"It is valuable to consider the implications of neuropsychological evidence in characterizing the basic components of human problem solving." Can brain states for the different components of problem solving be localized? This is not easy to do. Some evidence suggests that frontal lobes are especially important. (NB: Think back to our readings about working memory, and the role of frontal lobes there!) Frontoal lobe damage does not produce intellectual impairment as measured by IQ tests. However, it does produce difficulties in solving new problems. For example, there appears to be marked deficits in planning, as revealed in Shallice's study of the "Tower of London" puzzle.

The Development Of Expertise

What makes expert problem solvers better than novices?

Expertise In Chess

In chess, masters are not brighter than duffers. Instead, "the masters were able to use explicit knowledge that led them very quickly to consider the best moves possible, without extensive search." For example, memory studies indicate that experts are better than novices in terms of chunking chess board positions into meaningful units.

Expertise In Physics

Chess conclusions have been confirmed and extended in studies of physics problem solving. "Experts have learned schemas for identifying important categories of problems. These problem schemas are based on features relevant to the selection of solution procedures."

How Does Expertise Develop?

How do the differences between novices and experts develop? (1) Expertise could evolve as more productions are added to a production system. (2) Problem solver may learn new, useful problem schemas. (3) Old rules might be recombined into new, more efficient procedures. (4) Experts have more solved examples to refer back to.

Restructuring And Parallelism In Problem Solving

Ill-defined Problems

Search perspective gives limited view of problem solving, because it cannot be applied to ill-defined problems. "Many problems...are ill defined in that the representations of one or more of the basic components -- the goal, initial state, operators, and constraints -- are seriously incomplete." (NB: Problems of underdetermination in vision and language acquisition are examples of such problems.)

Restructuring, Insight, and Analogies

Ill-defined problems might be solved by "seeing" the problem differently -- this goes back to the old Gestalt notion of problem solving as perception. Some evidence supports the notion that some problems are solved by restructuring and sudden insight.

Parallel Constraint Satisfaction

Restructuring suggests that parallel processing may be an important component of solving ill-defined problems. There have been many successes in using parallel constraints to solve ill-defined problems faced by the visual system. (NB: For one example, see Dawson's (1991) description of solving the motion correspondence problem in Psychological Review.) This approach to problem solving recognizes that constraints may not be all-or-none: thus, best solution to a problem might involve "interactive tradeoff" betwwen solutions of subproblems, all happening in parallel. For example, see the McClelland et al. model of the word superiority effect: word context places additonal, interactive constraints that aid in the identification of ill-defined letters. Is there any reason to believe that this kind of processing is involved in problem restructuring? Yes -- mappings between problems vis analogy can be mediated this way, as described in a model by Holyoak and Thagard.

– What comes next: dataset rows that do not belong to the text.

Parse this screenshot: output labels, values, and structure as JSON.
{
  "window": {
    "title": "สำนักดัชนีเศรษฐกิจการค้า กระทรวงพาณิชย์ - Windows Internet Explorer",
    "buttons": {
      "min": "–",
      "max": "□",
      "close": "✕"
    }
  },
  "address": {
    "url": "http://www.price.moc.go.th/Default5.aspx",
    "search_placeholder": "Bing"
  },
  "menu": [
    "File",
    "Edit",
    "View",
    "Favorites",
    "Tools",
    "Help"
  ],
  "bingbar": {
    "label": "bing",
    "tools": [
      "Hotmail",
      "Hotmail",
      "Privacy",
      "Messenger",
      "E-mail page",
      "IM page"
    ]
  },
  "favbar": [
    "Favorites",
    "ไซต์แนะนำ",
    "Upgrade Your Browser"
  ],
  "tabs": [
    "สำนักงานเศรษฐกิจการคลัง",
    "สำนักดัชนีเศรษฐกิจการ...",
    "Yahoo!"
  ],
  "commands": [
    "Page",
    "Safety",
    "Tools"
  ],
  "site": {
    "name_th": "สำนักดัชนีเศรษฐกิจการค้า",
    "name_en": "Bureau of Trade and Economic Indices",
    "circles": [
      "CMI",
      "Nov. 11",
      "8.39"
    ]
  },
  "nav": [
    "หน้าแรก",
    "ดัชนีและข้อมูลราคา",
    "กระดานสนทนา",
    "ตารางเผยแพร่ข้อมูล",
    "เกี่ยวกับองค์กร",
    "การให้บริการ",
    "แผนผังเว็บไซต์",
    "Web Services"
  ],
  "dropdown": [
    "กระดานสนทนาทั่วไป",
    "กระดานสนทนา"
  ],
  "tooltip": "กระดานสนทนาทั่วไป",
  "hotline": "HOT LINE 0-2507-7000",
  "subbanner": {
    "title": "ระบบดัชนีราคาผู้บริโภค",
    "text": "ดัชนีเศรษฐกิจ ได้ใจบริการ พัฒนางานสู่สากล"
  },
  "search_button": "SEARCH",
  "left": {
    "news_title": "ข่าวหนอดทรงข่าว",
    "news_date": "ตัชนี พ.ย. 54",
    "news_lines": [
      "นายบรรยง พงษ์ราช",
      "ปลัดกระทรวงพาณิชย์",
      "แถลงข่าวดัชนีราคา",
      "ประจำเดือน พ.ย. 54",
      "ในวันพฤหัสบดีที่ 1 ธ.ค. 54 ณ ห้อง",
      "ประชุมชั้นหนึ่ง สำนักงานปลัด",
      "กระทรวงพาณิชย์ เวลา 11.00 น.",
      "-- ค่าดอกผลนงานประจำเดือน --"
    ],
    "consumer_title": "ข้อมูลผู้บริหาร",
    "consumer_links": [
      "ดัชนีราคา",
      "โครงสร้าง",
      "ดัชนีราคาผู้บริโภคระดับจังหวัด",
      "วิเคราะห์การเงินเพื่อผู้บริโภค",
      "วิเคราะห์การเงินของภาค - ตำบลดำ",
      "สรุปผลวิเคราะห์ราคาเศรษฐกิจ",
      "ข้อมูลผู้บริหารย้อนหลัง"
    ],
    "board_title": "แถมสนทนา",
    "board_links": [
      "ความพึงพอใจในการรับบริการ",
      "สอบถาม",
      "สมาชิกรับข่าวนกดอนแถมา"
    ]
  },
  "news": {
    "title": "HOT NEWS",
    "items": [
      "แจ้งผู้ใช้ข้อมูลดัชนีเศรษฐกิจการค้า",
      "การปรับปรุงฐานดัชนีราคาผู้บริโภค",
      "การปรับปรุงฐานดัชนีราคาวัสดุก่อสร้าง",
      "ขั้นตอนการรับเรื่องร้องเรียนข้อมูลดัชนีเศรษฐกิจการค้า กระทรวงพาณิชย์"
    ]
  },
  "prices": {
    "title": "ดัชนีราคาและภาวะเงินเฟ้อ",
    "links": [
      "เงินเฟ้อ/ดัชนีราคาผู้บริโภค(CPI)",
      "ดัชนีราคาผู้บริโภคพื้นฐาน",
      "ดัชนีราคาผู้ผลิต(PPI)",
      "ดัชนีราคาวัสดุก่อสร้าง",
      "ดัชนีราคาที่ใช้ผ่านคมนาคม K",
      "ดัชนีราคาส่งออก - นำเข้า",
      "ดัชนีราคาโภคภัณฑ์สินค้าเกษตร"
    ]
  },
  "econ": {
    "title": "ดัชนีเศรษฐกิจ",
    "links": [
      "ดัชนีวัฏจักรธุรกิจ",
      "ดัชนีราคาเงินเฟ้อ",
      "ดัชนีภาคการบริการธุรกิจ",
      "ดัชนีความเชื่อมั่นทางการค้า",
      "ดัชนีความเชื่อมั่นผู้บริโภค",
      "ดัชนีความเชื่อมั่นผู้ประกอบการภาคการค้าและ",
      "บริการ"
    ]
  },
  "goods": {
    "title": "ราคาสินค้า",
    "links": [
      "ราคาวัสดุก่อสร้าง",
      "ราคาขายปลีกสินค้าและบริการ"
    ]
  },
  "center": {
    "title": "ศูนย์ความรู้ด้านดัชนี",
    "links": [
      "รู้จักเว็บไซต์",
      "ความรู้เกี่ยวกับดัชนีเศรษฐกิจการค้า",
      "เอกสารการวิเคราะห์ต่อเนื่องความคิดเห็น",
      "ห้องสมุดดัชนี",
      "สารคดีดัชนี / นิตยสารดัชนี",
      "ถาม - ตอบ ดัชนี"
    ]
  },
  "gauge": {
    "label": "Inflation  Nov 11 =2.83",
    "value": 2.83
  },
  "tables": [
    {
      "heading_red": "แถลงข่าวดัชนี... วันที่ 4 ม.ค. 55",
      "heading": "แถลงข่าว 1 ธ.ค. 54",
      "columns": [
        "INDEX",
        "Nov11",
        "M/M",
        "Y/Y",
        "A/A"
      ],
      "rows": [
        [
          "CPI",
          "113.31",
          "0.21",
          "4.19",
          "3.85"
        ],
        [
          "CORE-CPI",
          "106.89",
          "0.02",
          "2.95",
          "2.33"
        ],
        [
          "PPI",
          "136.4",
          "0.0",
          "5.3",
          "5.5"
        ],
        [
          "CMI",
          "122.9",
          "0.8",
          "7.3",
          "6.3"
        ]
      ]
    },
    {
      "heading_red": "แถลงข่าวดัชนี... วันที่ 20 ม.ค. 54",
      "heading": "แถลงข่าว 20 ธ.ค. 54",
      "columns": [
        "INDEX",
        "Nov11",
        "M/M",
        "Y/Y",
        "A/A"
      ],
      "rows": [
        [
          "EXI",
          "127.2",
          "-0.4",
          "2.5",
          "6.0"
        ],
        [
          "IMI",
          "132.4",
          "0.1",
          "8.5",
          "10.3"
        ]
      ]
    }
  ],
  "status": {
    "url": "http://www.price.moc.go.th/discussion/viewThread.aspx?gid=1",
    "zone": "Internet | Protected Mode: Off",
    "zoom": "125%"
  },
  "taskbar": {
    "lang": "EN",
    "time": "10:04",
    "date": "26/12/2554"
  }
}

Pearl Street | "An Invitation To Cognitive Science" Home Page | Dawson Home Page |